As most sociolinguists agree that identity work needs to be carefully examined in its immediate locality and context, it is important to limit the identity work to the context of the sociolinguistic interviews” (Hatoss, 2012)
With this in mind, we began our third week of data collection and analysis by firstly checking the demographics of the localities we planned to investigate. According to Australian Bureau of Statistics data, out of the population of 14,101 in Kingsford, the top 5 responses for country of birth were 40.6% born in Australia, and the second highest percentage was 14.1% who were born in China, followed by 5.1% Indonesia, 3.3% Malaysia, 3.0% Greece.
In order to explore the languages of Kingsford in relation to how comfortable the interviewee felt speaking their own language, we decided to compare the perspective of one person of the major percentages for country of birth with a perspective of a person whose people are considered a minority in the area. We interviewed a Chinese born student who spoke Mandarin and found they are quite comfortable using their language within their locality, especially among friends. This can ultimately reflect that they are comfortable with that aspect of their Identity. They further mentioned their thoughts that Chinese people were somewhat a majority in the area which they thought to be evident because of the amount of housing advertisements written in Mandarin and also because of the large presence of Chinese restaurants with Mandarin speaking staff.
We expanded the interview with relation to attitudes supporting linguistic diversity and the interviewee expressed that she felt this McDonalds was fairly neutral. This was because the amount of socialization and ultimately the amount language use was mostly limited to ordering food. She did however highlight that, apart from McDonalds, within the classroom setting in the same area, she did sometimes feel looked down upon based on the language she speaks and her inability to speak fluently in English. This reflects negative attitudes towards linguistic diversity in the Kingsford area and, also reflects the importance of language capabilities in relation to the interviewee’s identity.
In attempt to contrast, we searched for a person of minority according to the demographics. We were able to interview a Turkish International student from Istanbul who is studying in this locality and he expressed that he was comfortable speaking Turkish as well as English because he attended a British International school in Istanbul. He did make the observation that Turkish people tend to be a minority in the area, but he has never experienced any negative attitudes or discrimination. He attributed this to the fact that Kingsford is located right next to a university where International students and multiple cultures are common.
This is a contrast from the earlier interviewee because they feel complete confidence in their linguistic identity but they also highlighted the lack of Turkish signage and the possible struggle of finding employees of restaurants, etc., who also speak Turkish. This shows that although the demographics suggest large cultural diversity in the Kingsford area, there is an evident lack of linguistic diversity because the signage, advertisements, restaurants, staff, etc., favour the majority peoples.
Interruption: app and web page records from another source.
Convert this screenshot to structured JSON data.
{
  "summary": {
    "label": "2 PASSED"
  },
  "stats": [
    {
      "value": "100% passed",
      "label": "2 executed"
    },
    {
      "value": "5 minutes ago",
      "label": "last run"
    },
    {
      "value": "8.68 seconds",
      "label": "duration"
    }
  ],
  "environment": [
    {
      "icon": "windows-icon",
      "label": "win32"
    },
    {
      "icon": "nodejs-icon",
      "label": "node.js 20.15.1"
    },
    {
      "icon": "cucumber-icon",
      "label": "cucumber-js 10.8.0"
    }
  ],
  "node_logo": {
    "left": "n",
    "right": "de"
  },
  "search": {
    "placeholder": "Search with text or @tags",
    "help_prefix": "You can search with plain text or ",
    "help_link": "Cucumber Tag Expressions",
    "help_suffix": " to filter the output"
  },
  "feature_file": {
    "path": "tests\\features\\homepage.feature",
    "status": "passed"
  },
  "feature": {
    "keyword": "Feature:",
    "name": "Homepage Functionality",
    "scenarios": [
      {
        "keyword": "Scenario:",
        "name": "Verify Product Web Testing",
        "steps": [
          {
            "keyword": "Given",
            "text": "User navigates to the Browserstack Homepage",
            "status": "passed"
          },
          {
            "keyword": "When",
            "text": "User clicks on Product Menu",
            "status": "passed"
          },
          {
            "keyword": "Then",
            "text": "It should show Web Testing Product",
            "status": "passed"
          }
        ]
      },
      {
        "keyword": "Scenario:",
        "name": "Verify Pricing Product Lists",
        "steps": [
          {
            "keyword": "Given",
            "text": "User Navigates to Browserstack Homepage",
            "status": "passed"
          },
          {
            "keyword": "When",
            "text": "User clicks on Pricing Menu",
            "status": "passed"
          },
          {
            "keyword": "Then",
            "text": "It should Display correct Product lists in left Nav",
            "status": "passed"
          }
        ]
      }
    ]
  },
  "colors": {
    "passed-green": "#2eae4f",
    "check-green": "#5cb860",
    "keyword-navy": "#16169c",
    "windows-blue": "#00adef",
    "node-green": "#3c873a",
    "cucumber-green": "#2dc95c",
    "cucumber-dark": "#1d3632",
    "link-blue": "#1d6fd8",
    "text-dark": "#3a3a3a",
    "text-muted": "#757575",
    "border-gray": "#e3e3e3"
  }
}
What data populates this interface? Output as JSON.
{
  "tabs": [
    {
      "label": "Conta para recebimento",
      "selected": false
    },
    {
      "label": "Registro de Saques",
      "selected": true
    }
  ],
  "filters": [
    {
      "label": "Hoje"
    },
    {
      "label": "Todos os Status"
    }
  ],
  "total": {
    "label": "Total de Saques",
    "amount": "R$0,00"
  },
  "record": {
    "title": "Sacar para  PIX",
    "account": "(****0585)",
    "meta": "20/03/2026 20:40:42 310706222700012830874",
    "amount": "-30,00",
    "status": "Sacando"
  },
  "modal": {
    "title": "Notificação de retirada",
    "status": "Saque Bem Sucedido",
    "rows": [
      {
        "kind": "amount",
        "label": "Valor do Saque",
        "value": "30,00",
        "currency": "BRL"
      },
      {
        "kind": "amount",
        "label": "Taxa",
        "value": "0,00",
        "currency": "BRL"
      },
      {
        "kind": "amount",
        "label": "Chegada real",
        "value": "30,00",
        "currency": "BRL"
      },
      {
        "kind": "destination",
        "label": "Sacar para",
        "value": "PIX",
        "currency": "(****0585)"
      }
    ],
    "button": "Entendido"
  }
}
We also decided to investigate a second area to see if we could find further contrasts in attitudes towards linguistic diversity and contrasts in peoples’ linguistic identity. The second area we chose was Penrith, and according to available census data on the Australian Bureau of Statistics, only 25.7% of the population in Penrith were born overseas, leaving the majority to be Australian born. Additionally, only 14.6% of the population in Penrith spoke a language other than English at home. This is evident in our first interviewee in this locality, who is an employee at McDonald’s who only speaks English. Although they only spoke English, we asked the employee if they thought it would be valuable to employ multilingual workers at McDonald’s and they replied that they did think they would be valuable. They felt that they could help with taking orders from people who weren’t fluent in English and ultimately help prevent any possible mistakes in orders. This is an example of a positive attitude towards linguistic diversity.
We were also given a contrasting attitude towards linguistic diversity when we asked another interviewee, a customer this time, how they would feel if the workers at McDonald’s were all speaking a foreign language among themselves, that which they couldn’t understand. The interviewee stated that they would feel alienated and would prefer if customers only spoke English which reflects a negative attitude towards linguistic diversity. When questioned about his own language skills, he mentioned that as well as English, he was also a speaker of Spanish and he was proud of it because of his years spent studying it. We can see that this is an important piece of his linguistic identity but it also is a positive attitude towards linguistic diversity.
It was interesting to see how demographics compare and contrast to the people in these different localities. The findings that there are both positive and negative attitudes in these various areas may suggest that these communities are in a process of becoming more accepting of linguistic diversity or in a process of denying linguistic diversity.
Hatoss, (2012) Where are you from? Identity construction and experiences of ‘othering’ in the narratives of Sudanese refugee-background Australians. Discourse Society 2012 vol. 23 no. 1 47-68